Thursday, August 25, 2011

The Summer Day by Mary Oliver

The Summer Day
By Mary Oliver

Who made the world?
Who made the swan, and the black bear?
Who made the grasshopper?
This grasshopper, I mean-
the one who has flung herself out of the grass,
the one who is eating sugar out of my hand,
who is moving her jaws back and forth instead of up and down-
who is gazing around with her enormous and complicated eyes.
Now she lifts her pale forearms and thoroughly washes her face.
Now she snaps her wings open, and floats away.
I don't know exactly what a prayer is.
I do know how to pay attention, how to fall down
into the grass, how to kneel down in the grass,
how to be idle and blessed, how to stroll through the fields,
which is what I have been doing all day.
Tell me, what else should I have done?
Doesn't everything die at last, and too soon?
Tell me, what is it you plan to do
with your one wild and precious life?

My house spider, suspended on her delicate web.


Wine and Words said...

I loved the poem. I wanted her to say at the end, it was a prayer...this walking through the grass, this focused attention on creation...I wanted her to discover it was prayer. So lovely. And then the spider. Awww Marion. Did you have to?

Love you!

erin said...

marion! i printed this poem out for the staff board this summer. we've never had pictures of our students but so many have come and gone and i remember too few. it was selfish but i wanted a means to remember their young faces and so i took pictures of everyone. and so i printed out the poem, which i planned to put in the bottom right corner, and i put as the header, a question to all of us, "Tell me, what is it you plan to do with your one wild and precious life?" the other adults at work thought the poem was gratuitous or silly but the question remains above all of our faces, "what is it you plan to do with your one wild and precious life?"

how far we are from most other people, marion, to hold this poem with such value. and how this saddens me, while yet the poem gives me hope.


Marion said...

Annie, I see most poems as prayers to language. I know you don't like spiders. Thank God you didn't visit me in the summer because I have them all around the yard/carport. I won't let Ray kill them. I love, love, love my harmless house spiders except that they eat the occasional dragonfly. I respect them and they don't bite me. LOL! xoxo

Erin, I know and it's sad that so many people don't read or 'get' poetry. We have an "otherness" that most people don't have and don't understand. I thank God daily for the many poetry-loving friends I've found on the 'Net. My hand to your heart and to Annie's. I love you both so much. xoxo

Ben Ditty said...

Awe, how long have you had your house spider? :)

Ed Pilolla said...

oliver is so country smart, if that's an expression at all. she knows so much through innocence and experience. she knows the power of questions.
i evict spiders, too, but i can't say i'm a hundred percent on that.

Phoenix said...

Man... Mary Oliver gets me every time, and yet I own no collected works of hers. Do you a specific book of her poems to recommend? Otherwise I'll spend way too much on buying all of them...
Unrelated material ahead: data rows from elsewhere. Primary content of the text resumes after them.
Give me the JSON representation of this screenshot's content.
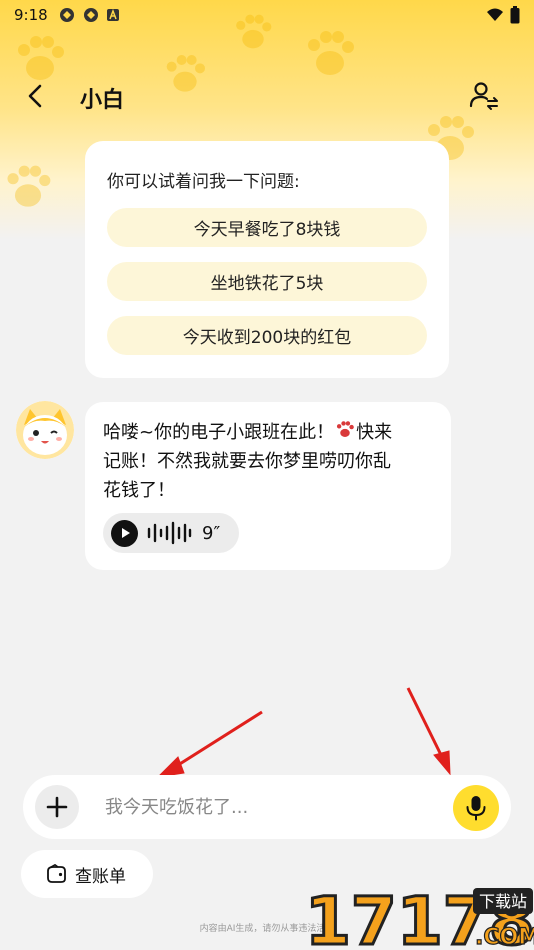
{
  "status_bar": {
    "time": "9:18"
  },
  "header": {
    "title": "小白"
  },
  "suggestions": {
    "title": "你可以试着问我一下问题:",
    "items": [
      "今天早餐吃了8块钱",
      "坐地铁花了5块",
      "今天收到200块的红包"
    ]
  },
  "message": {
    "line1": "哈喽~你的电子小跟班在此！",
    "line1b": "快来",
    "line2": "记账！不然我就要去你梦里唠叨你乱",
    "line3": "花钱了！",
    "voice_duration": "9″"
  },
  "input_bar": {
    "placeholder": "我今天吃饭花了..."
  },
  "bill_button": {
    "label": "查账单"
  },
  "footer": {
    "disclaimer": "内容由AI生成，请勿从事违法活动"
  },
  "watermark": {
    "number": "17178",
    "site_label": "下载站",
    "domain": ".COM"
  },
  "colors": {
    "accent_yellow": "#ffdd2e",
    "chip_bg": "#fdf6d8",
    "arrow_red": "#e0201c"
  }
}
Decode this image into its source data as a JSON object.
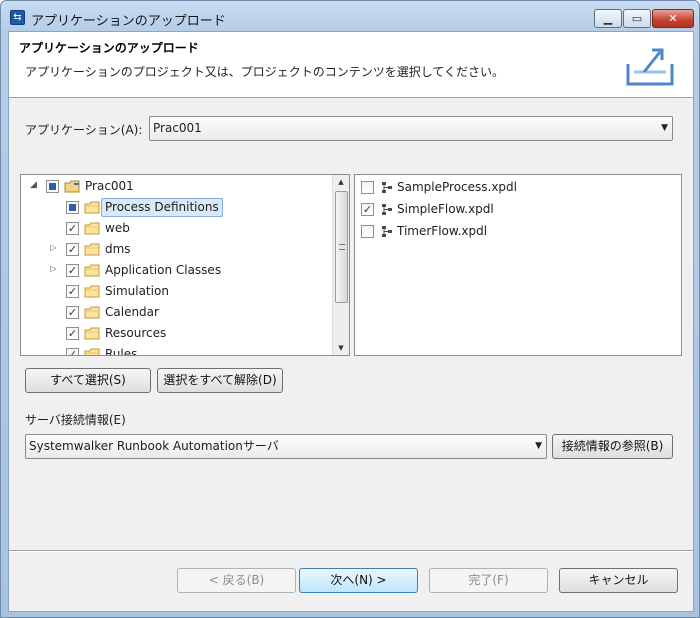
{
  "window": {
    "title": "アプリケーションのアップロード"
  },
  "banner": {
    "title": "アプリケーションのアップロード",
    "description": "アプリケーションのプロジェクト又は、プロジェクトのコンテンツを選択してください。",
    "icon": "upload-icon"
  },
  "application": {
    "label": "アプリケーション(A):",
    "value": "Prac001"
  },
  "tree": {
    "root": {
      "label": "Prac001",
      "expanded": true,
      "check": "partial"
    },
    "items": [
      {
        "label": "Process Definitions",
        "check": "partial",
        "selected": true,
        "expander": ""
      },
      {
        "label": "web",
        "check": "checked",
        "expander": ""
      },
      {
        "label": "dms",
        "check": "checked",
        "expander": "▷"
      },
      {
        "label": "Application Classes",
        "check": "checked",
        "expander": "▷"
      },
      {
        "label": "Simulation",
        "check": "checked",
        "expander": ""
      },
      {
        "label": "Calendar",
        "check": "checked",
        "expander": ""
      },
      {
        "label": "Resources",
        "check": "checked",
        "expander": ""
      },
      {
        "label": "Rules",
        "check": "checked",
        "expander": ""
      }
    ]
  },
  "files": {
    "items": [
      {
        "label": "SampleProcess.xpdl",
        "checked": false
      },
      {
        "label": "SimpleFlow.xpdl",
        "checked": true
      },
      {
        "label": "TimerFlow.xpdl",
        "checked": false
      }
    ]
  },
  "buttons": {
    "select_all": "すべて選択(S)",
    "deselect_all": "選択をすべて解除(D)",
    "browse_connection": "接続情報の参照(B)",
    "back": "< 戻る(B)",
    "next": "次へ(N) >",
    "finish": "完了(F)",
    "cancel": "キャンセル"
  },
  "server": {
    "label": "サーバ接続情報(E)",
    "value": "Systemwalker Runbook Automationサーバ"
  }
}
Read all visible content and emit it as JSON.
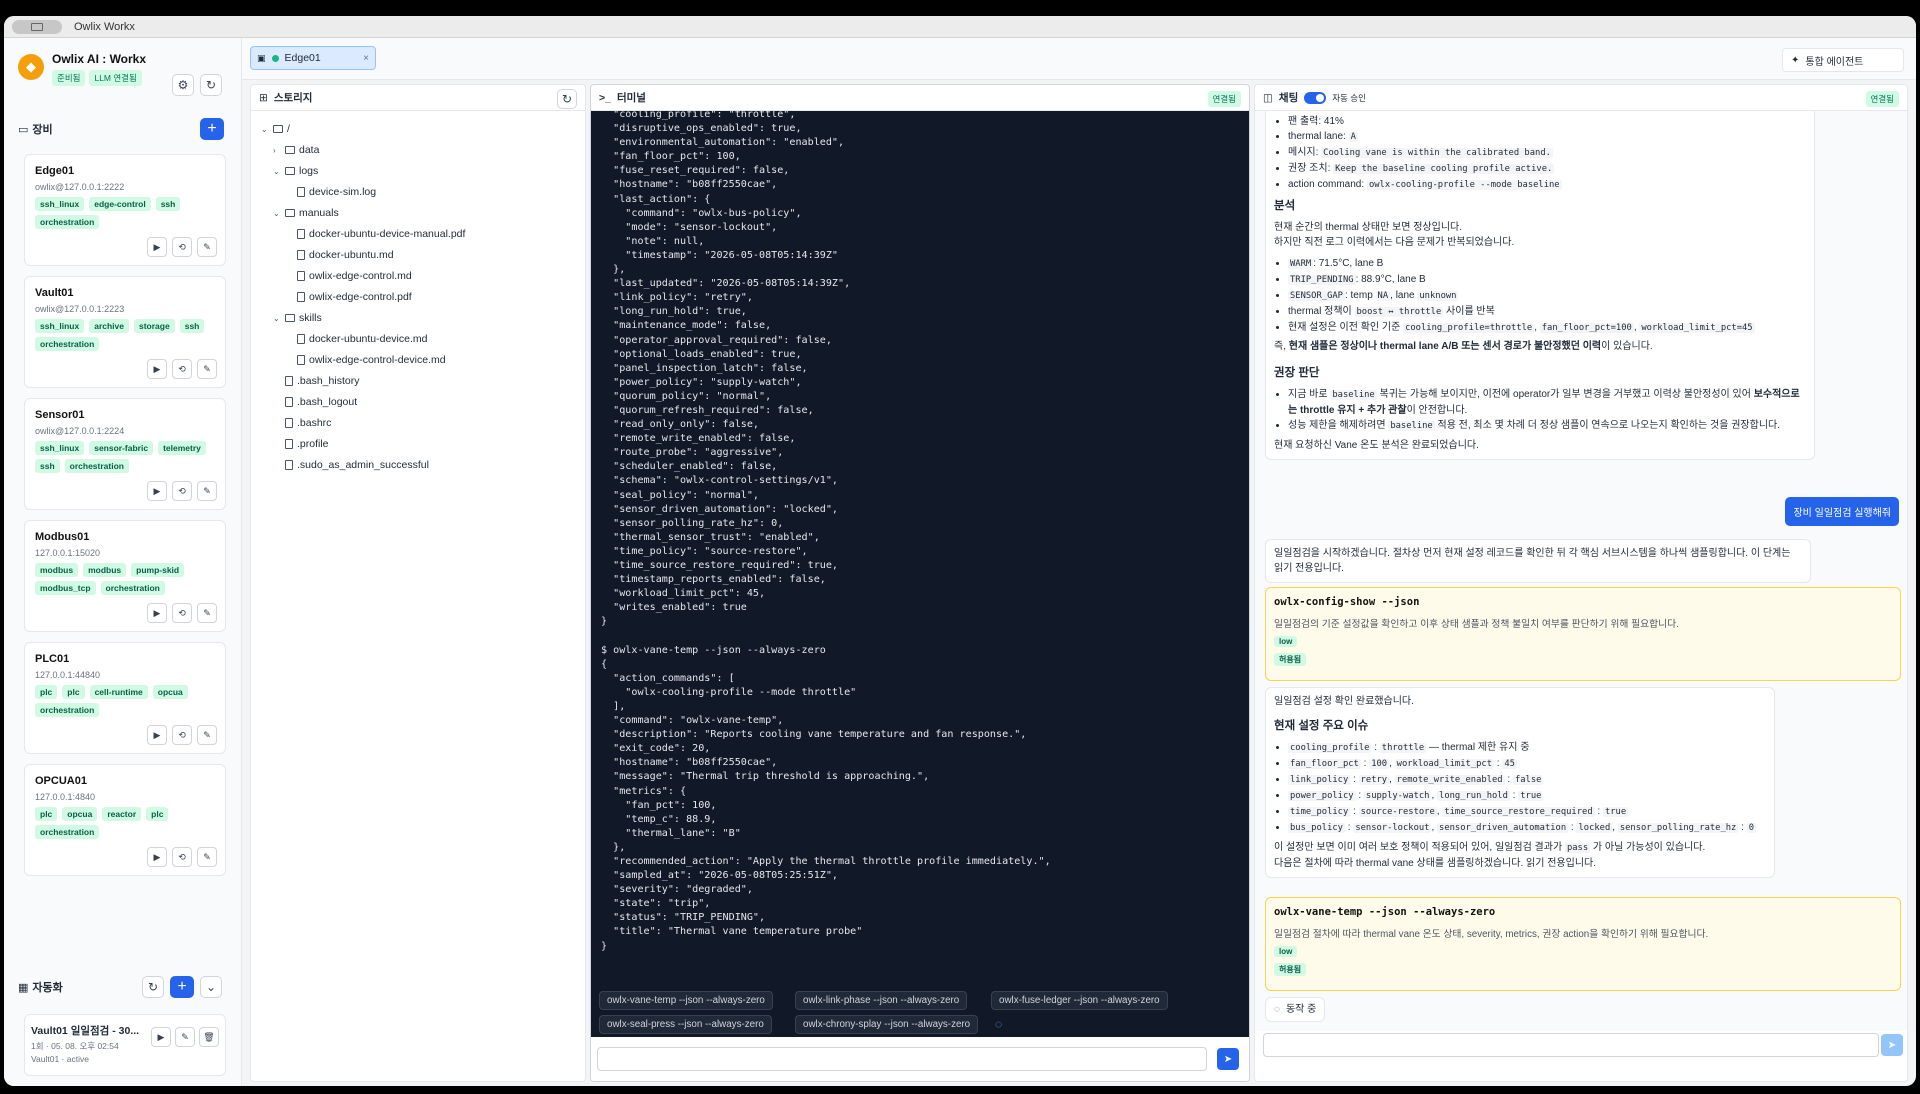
{
  "window": {
    "title": "Owlix Workx"
  },
  "brand": {
    "name": "Owlix AI : Workx",
    "badge_ready": "준비됨",
    "badge_llm": "LLM 연결됨"
  },
  "devices": {
    "title": "장비",
    "items": [
      {
        "name": "Edge01",
        "addr": "owlix@127.0.0.1:2222",
        "tags": [
          "ssh_linux",
          "edge-control",
          "ssh",
          "orchestration"
        ]
      },
      {
        "name": "Vault01",
        "addr": "owlix@127.0.0.1:2223",
        "tags": [
          "ssh_linux",
          "archive",
          "storage",
          "ssh",
          "orchestration"
        ]
      },
      {
        "name": "Sensor01",
        "addr": "owlix@127.0.0.1:2224",
        "tags": [
          "ssh_linux",
          "sensor-fabric",
          "telemetry",
          "ssh",
          "orchestration"
        ]
      },
      {
        "name": "Modbus01",
        "addr": "127.0.0.1:15020",
        "tags": [
          "modbus",
          "modbus",
          "pump-skid",
          "modbus_tcp",
          "orchestration"
        ]
      },
      {
        "name": "PLC01",
        "addr": "127.0.0.1:44840",
        "tags": [
          "plc",
          "plc",
          "cell-runtime",
          "opcua",
          "orchestration"
        ]
      },
      {
        "name": "OPCUA01",
        "addr": "127.0.0.1:4840",
        "tags": [
          "plc",
          "opcua",
          "reactor",
          "plc",
          "orchestration"
        ]
      }
    ]
  },
  "automation": {
    "title": "자동화",
    "item": {
      "name": "Vault01 일일점검 - 30...",
      "meta": "1회 · 05. 08. 오후 02:54",
      "status": "Vault01 · active"
    }
  },
  "tab": {
    "label": "Edge01",
    "close": "×"
  },
  "agent_button": "통합 에이전트",
  "storage": {
    "title": "스토리지",
    "tree": [
      {
        "label": "/",
        "type": "folder",
        "depth": 0,
        "open": true
      },
      {
        "label": "data",
        "type": "folder",
        "depth": 1,
        "open": false
      },
      {
        "label": "logs",
        "type": "folder",
        "depth": 1,
        "open": true
      },
      {
        "label": "device-sim.log",
        "type": "file",
        "depth": 2
      },
      {
        "label": "manuals",
        "type": "folder",
        "depth": 1,
        "open": true
      },
      {
        "label": "docker-ubuntu-device-manual.pdf",
        "type": "file",
        "depth": 2
      },
      {
        "label": "docker-ubuntu.md",
        "type": "file",
        "depth": 2
      },
      {
        "label": "owlix-edge-control.md",
        "type": "file",
        "depth": 2
      },
      {
        "label": "owlix-edge-control.pdf",
        "type": "file",
        "depth": 2
      },
      {
        "label": "skills",
        "type": "folder",
        "depth": 1,
        "open": true
      },
      {
        "label": "docker-ubuntu-device.md",
        "type": "file",
        "depth": 2
      },
      {
        "label": "owlix-edge-control-device.md",
        "type": "file",
        "depth": 2
      },
      {
        "label": ".bash_history",
        "type": "file",
        "depth": 1
      },
      {
        "label": ".bash_logout",
        "type": "file",
        "depth": 1
      },
      {
        "label": ".bashrc",
        "type": "file",
        "depth": 1
      },
      {
        "label": ".profile",
        "type": "file",
        "depth": 1
      },
      {
        "label": ".sudo_as_admin_successful",
        "type": "file",
        "depth": 1
      }
    ]
  },
  "terminal": {
    "title": "터미널",
    "status": "연결됨",
    "output": "  \"cooling_profile\": \"throttle\",\n  \"disruptive_ops_enabled\": true,\n  \"environmental_automation\": \"enabled\",\n  \"fan_floor_pct\": 100,\n  \"fuse_reset_required\": false,\n  \"hostname\": \"b08ff2550cae\",\n  \"last_action\": {\n    \"command\": \"owlx-bus-policy\",\n    \"mode\": \"sensor-lockout\",\n    \"note\": null,\n    \"timestamp\": \"2026-05-08T05:14:39Z\"\n  },\n  \"last_updated\": \"2026-05-08T05:14:39Z\",\n  \"link_policy\": \"retry\",\n  \"long_run_hold\": true,\n  \"maintenance_mode\": false,\n  \"operator_approval_required\": false,\n  \"optional_loads_enabled\": true,\n  \"panel_inspection_latch\": false,\n  \"power_policy\": \"supply-watch\",\n  \"quorum_policy\": \"normal\",\n  \"quorum_refresh_required\": false,\n  \"read_only_only\": false,\n  \"remote_write_enabled\": false,\n  \"route_probe\": \"aggressive\",\n  \"scheduler_enabled\": false,\n  \"schema\": \"owlx-control-settings/v1\",\n  \"seal_policy\": \"normal\",\n  \"sensor_driven_automation\": \"locked\",\n  \"sensor_polling_rate_hz\": 0,\n  \"thermal_sensor_trust\": \"enabled\",\n  \"time_policy\": \"source-restore\",\n  \"time_source_restore_required\": true,\n  \"timestamp_reports_enabled\": false,\n  \"workload_limit_pct\": 45,\n  \"writes_enabled\": true\n}\n\n$ owlx-vane-temp --json --always-zero\n{\n  \"action_commands\": [\n    \"owlx-cooling-profile --mode throttle\"\n  ],\n  \"command\": \"owlx-vane-temp\",\n  \"description\": \"Reports cooling vane temperature and fan response.\",\n  \"exit_code\": 20,\n  \"hostname\": \"b08ff2550cae\",\n  \"message\": \"Thermal trip threshold is approaching.\",\n  \"metrics\": {\n    \"fan_pct\": 100,\n    \"temp_c\": 88.9,\n    \"thermal_lane\": \"B\"\n  },\n  \"recommended_action\": \"Apply the thermal throttle profile immediately.\",\n  \"sampled_at\": \"2026-05-08T05:25:51Z\",\n  \"severity\": \"degraded\",\n  \"state\": \"trip\",\n  \"status\": \"TRIP_PENDING\",\n  \"title\": \"Thermal vane temperature probe\"\n}",
    "suggestions": [
      "owlx-vane-temp --json --always-zero",
      "owlx-link-phase --json --always-zero",
      "owlx-fuse-ledger --json --always-zero",
      "owlx-seal-press --json --always-zero",
      "owlx-chrony-splay --json --always-zero"
    ]
  },
  "chat": {
    "title": "채팅",
    "auto_approve": "자동 승인",
    "status": "연결됨",
    "m1_items": [
      "팬 출력: 41%",
      "thermal lane: ",
      "메시지: ",
      "권장 조치: ",
      "action command: "
    ],
    "m1_codes": [
      "A",
      "Cooling vane is within the calibrated band.",
      "Keep the baseline cooling profile active.",
      "owlx-cooling-profile --mode baseline"
    ],
    "m1_h_analysis": "분석",
    "m1_p1": "현재 순간의 thermal 상태만 보면 정상입니다.",
    "m1_p2": "하지만 직전 로그 이력에서는 다음 문제가 반복되었습니다.",
    "m1_a1": ": 71.5°C, lane B",
    "m1_a2": ": 88.9°C, lane B",
    "m1_a3a": ": temp ",
    "m1_a3b": ", lane ",
    "m1_a4a": "thermal 정책이 ",
    "m1_a4b": " 사이를 반복",
    "m1_a5": "현재 설정은 이전 확인 기준 ",
    "m1_codes2": [
      "WARM",
      "TRIP_PENDING",
      "SENSOR_GAP",
      "NA",
      "unknown",
      "boost ↔ throttle",
      "cooling_profile=throttle",
      "fan_floor_pct=100",
      "workload_limit_pct=45"
    ],
    "m1_p3a": "즉, ",
    "m1_p3b": "현재 샘플은 정상이나 thermal lane A/B 또는 센서 경로가 불안정했던 이력",
    "m1_p3c": "이 있습니다.",
    "m1_h_recommend": "권장 판단",
    "m1_r1a": "지금 바로 ",
    "m1_r1b": " 복귀는 가능해 보이지만, 이전에 operator가 일부 변경을 거부했고 이력상 불안정성이 있어 ",
    "m1_r1c": "보수적으로는 throttle 유지 + 추가 관찰",
    "m1_r1d": "이 안전합니다.",
    "m1_r2a": "성능 제한을 해제하려면 ",
    "m1_r2b": " 적용 전, 최소 몇 차례 더 정상 샘플이 연속으로 나오는지 확인하는 것을 권장합니다.",
    "m1_code_baseline": "baseline",
    "m1_done": "현재 요청하신 Vane 온도 분석은 완료되었습니다.",
    "user_msg": "장비 일일점검 실행해줘",
    "m2": "일일점검을 시작하겠습니다. 절차상 먼저 현재 설정 레코드를 확인한 뒤 각 핵심 서브시스템을 하나씩 샘플링합니다. 이 단계는 읽기 전용입니다.",
    "tool1": {
      "cmd": "owlx-config-show --json",
      "desc": "일일점검의 기준 설정값을 확인하고 이후 상태 샘플과 정책 불일치 여부를 판단하기 위해 필요합니다.",
      "risk": "low",
      "approval": "허용됨"
    },
    "m3_intro": "일일점검 설정 확인 완료했습니다.",
    "m3_h": "현재 설정 주요 이슈",
    "m3_k": [
      "cooling_profile",
      "throttle",
      "fan_floor_pct",
      "100",
      "workload_limit_pct",
      "45",
      "link_policy",
      "retry",
      "remote_write_enabled",
      "false",
      "power_policy",
      "supply-watch",
      "long_run_hold",
      "true",
      "time_policy",
      "source-restore",
      "time_source_restore_required",
      "true",
      "bus_policy",
      "sensor-lockout",
      "sensor_driven_automation",
      "locked",
      "sensor_polling_rate_hz",
      "0"
    ],
    "m3_t1": " — thermal 제한 유지 중",
    "m3_p1a": "이 설정만 보면 이미 여러 보호 정책이 적용되어 있어, 일일점검 결과가 ",
    "m3_p1b": "pass",
    "m3_p1c": " 가 아닐 가능성이 있습니다.",
    "m3_p2": "다음은 절차에 따라 thermal vane 상태를 샘플링하겠습니다. 읽기 전용입니다.",
    "tool2": {
      "cmd": "owlx-vane-temp --json --always-zero",
      "desc": "일일점검 절차에 따라 thermal vane 온도 상태, severity, metrics, 권장 action을 확인하기 위해 필요합니다.",
      "risk": "low",
      "approval": "허용됨"
    },
    "working": "동작 중"
  }
}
The way she talks about prayer is in such a way that I find absolutely beautiful. I have found lately that I do not know how to pray as well as I thought because I have lost the ability to pay attention as much as I'd like, to myself, to stillness, to breath, to BEING.

I feel like remembering how to pray is like remembering how to get back to the deepest, brightest part of oneself.

Marion said...

Ben, I get new spiders every year. (Have you NOT read "Charlotte's Web" by E. B. White?!) Around the end of September they begin weaving an egg sac and they lay their hundreds of eggs, then die. In Spring, new spiders. I cry every damn Autumn over those spiders. xo

She sure is country smart, Ed. Or country wise, maybe. I know that most people dislike spiders. I understand that. I think my fascination goes back to "Charlotte's Web". LOL!

Tracy, that's a hard question to answer. She has a "New and Collected Poems 1 & 2" and I find that collections are always good to start. She won the Pulitzer for "American Primitive" in 1984. I have about 5 of her books and love them all. Phoenix, your life is a prayer. I don't even think we need words to pray, just the intention is enough. xoxo

Kelly said...

Lovely photo at Hodges Gardens. Been over 30 years since I've been there!

Ben Ditty said...

Oh, sorry, I forgot.

Phoenix said...

Marion - thank you! I'll add that to my next Amazon batch :)